[Dataset items]
● ● ●
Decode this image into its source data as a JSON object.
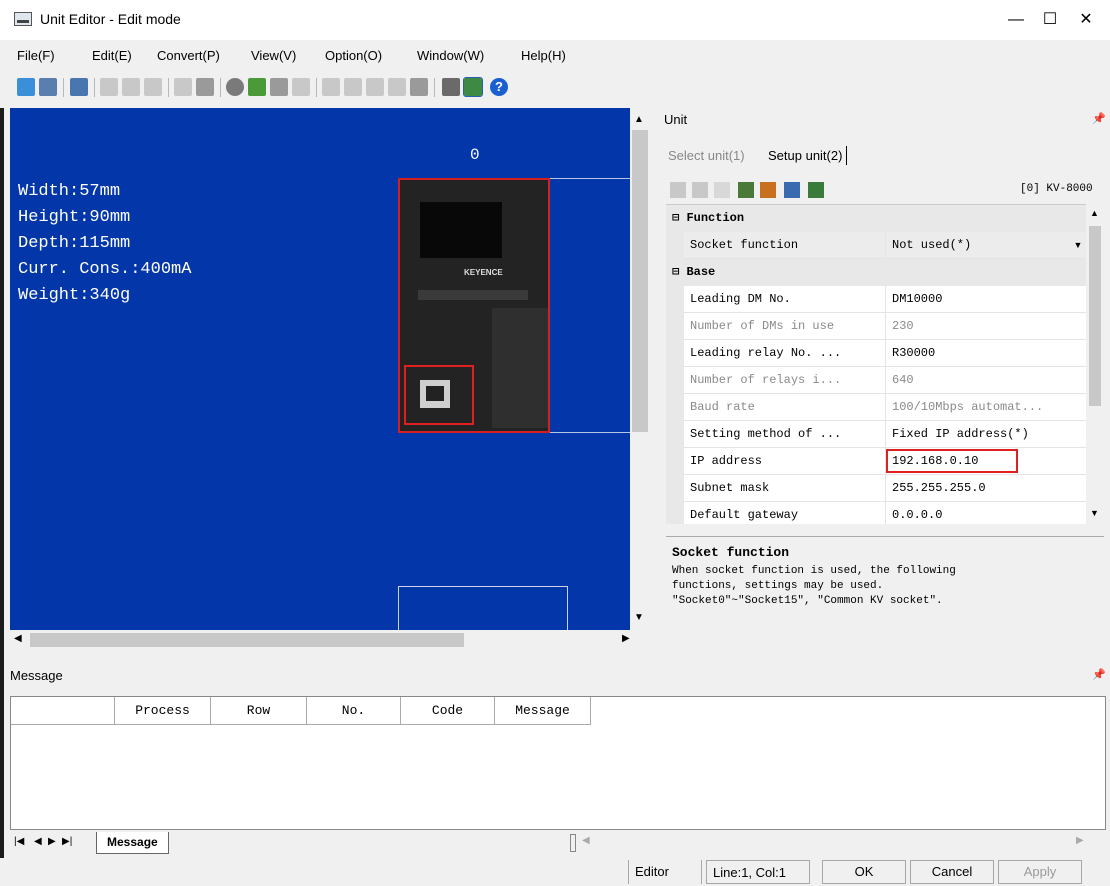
{
  "window": {
    "title": "Unit Editor - Edit mode",
    "minimize": "—",
    "maximize": "☐",
    "close": "✕"
  },
  "menu": [
    "File(F)",
    "Edit(E)",
    "Convert(P)",
    "View(V)",
    "Option(O)",
    "Window(W)",
    "Help(H)"
  ],
  "canvas": {
    "slot_number": "0",
    "specs": [
      "Width:57mm",
      "Height:90mm",
      "Depth:115mm",
      "Curr. Cons.:400mA",
      "Weight:340g"
    ],
    "brand": "KEYENCE",
    "background": "#0336a8"
  },
  "unit_panel": {
    "title": "Unit",
    "tabs": [
      "Select unit(1)",
      "Setup unit(2)"
    ],
    "unit_id": "[0] KV-8000",
    "categories": {
      "function": "Function",
      "base": "Base"
    },
    "function_rows": [
      {
        "name": "Socket function",
        "value": "Not used(*)"
      }
    ],
    "base_rows": [
      {
        "name": "Leading DM No.",
        "value": "DM10000",
        "grey": false
      },
      {
        "name": "Number of DMs in use",
        "value": "230",
        "grey": true
      },
      {
        "name": "Leading relay No. ...",
        "value": "R30000",
        "grey": false
      },
      {
        "name": "Number of relays i...",
        "value": "640",
        "grey": true
      },
      {
        "name": "Baud rate",
        "value": "100/10Mbps automat...",
        "grey": true
      },
      {
        "name": "Setting method of ...",
        "value": "Fixed IP address(*)",
        "grey": false
      },
      {
        "name": "IP address",
        "value": "192.168.0.10",
        "grey": false
      },
      {
        "name": "Subnet mask",
        "value": "255.255.255.0",
        "grey": false
      },
      {
        "name": "Default gateway",
        "value": "0.0.0.0",
        "grey": false
      }
    ],
    "description": {
      "title": "Socket function",
      "lines": [
        "When socket function is used, the following",
        "functions, settings may be used.",
        "\"Socket0\"~\"Socket15\", \"Common KV socket\"."
      ]
    }
  },
  "message_panel": {
    "title": "Message",
    "columns": [
      "Process",
      "Row",
      "No.",
      "Code",
      "Message"
    ],
    "tab": "Message"
  },
  "statusbar": {
    "mode": "Editor",
    "position": "Line:1, Col:1",
    "ok": "OK",
    "cancel": "Cancel",
    "apply": "Apply"
  },
  "colors": {
    "highlight": "#e02020",
    "help": "#1a5fd0"
  }
}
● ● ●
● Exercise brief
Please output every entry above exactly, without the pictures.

● Task result
Decode this image into its source data as a JSON object.
{
  "window": {
    "title": "Unit Editor - Edit mode",
    "minimize": "—",
    "maximize": "☐",
    "close": "✕"
  },
  "menu": [
    "File(F)",
    "Edit(E)",
    "Convert(P)",
    "View(V)",
    "Option(O)",
    "Window(W)",
    "Help(H)"
  ],
  "canvas": {
    "slot_number": "0",
    "specs": [
      "Width:57mm",
      "Height:90mm",
      "Depth:115mm",
      "Curr. Cons.:400mA",
      "Weight:340g"
    ],
    "brand": "KEYENCE",
    "background": "#0336a8"
  },
  "unit_panel": {
    "title": "Unit",
    "tabs": [
      "Select unit(1)",
      "Setup unit(2)"
    ],
    "unit_id": "[0] KV-8000",
    "categories": {
      "function": "Function",
      "base": "Base"
    },
    "function_rows": [
      {
        "name": "Socket function",
        "value": "Not used(*)"
      }
    ],
    "base_rows": [
      {
        "name": "Leading DM No.",
        "value": "DM10000",
        "grey": false
      },
      {
        "name": "Number of DMs in use",
        "value": "230",
        "grey": true
      },
      {
        "name": "Leading relay No. ...",
        "value": "R30000",
        "grey": false
      },
      {
        "name": "Number of relays i...",
        "value": "640",
        "grey": true
      },
      {
        "name": "Baud rate",
        "value": "100/10Mbps automat...",
        "grey": true
      },
      {
        "name": "Setting method of ...",
        "value": "Fixed IP address(*)",
        "grey": false
      },
      {
        "name": "IP address",
        "value": "192.168.0.10",
        "grey": false
      },
      {
        "name": "Subnet mask",
        "value": "255.255.255.0",
        "grey": false
      },
      {
        "name": "Default gateway",
        "value": "0.0.0.0",
        "grey": false
      }
    ],
    "description": {
      "title": "Socket function",
      "lines": [
        "When socket function is used, the following",
        "functions, settings may be used.",
        "\"Socket0\"~\"Socket15\", \"Common KV socket\"."
      ]
    }
  },
  "message_panel": {
    "title": "Message",
    "columns": [
      "Process",
      "Row",
      "No.",
      "Code",
      "Message"
    ],
    "tab": "Message"
  },
  "statusbar": {
    "mode": "Editor",
    "position": "Line:1, Col:1",
    "ok": "OK",
    "cancel": "Cancel",
    "apply": "Apply"
  },
  "colors": {
    "highlight": "#e02020",
    "help": "#1a5fd0"
  }
}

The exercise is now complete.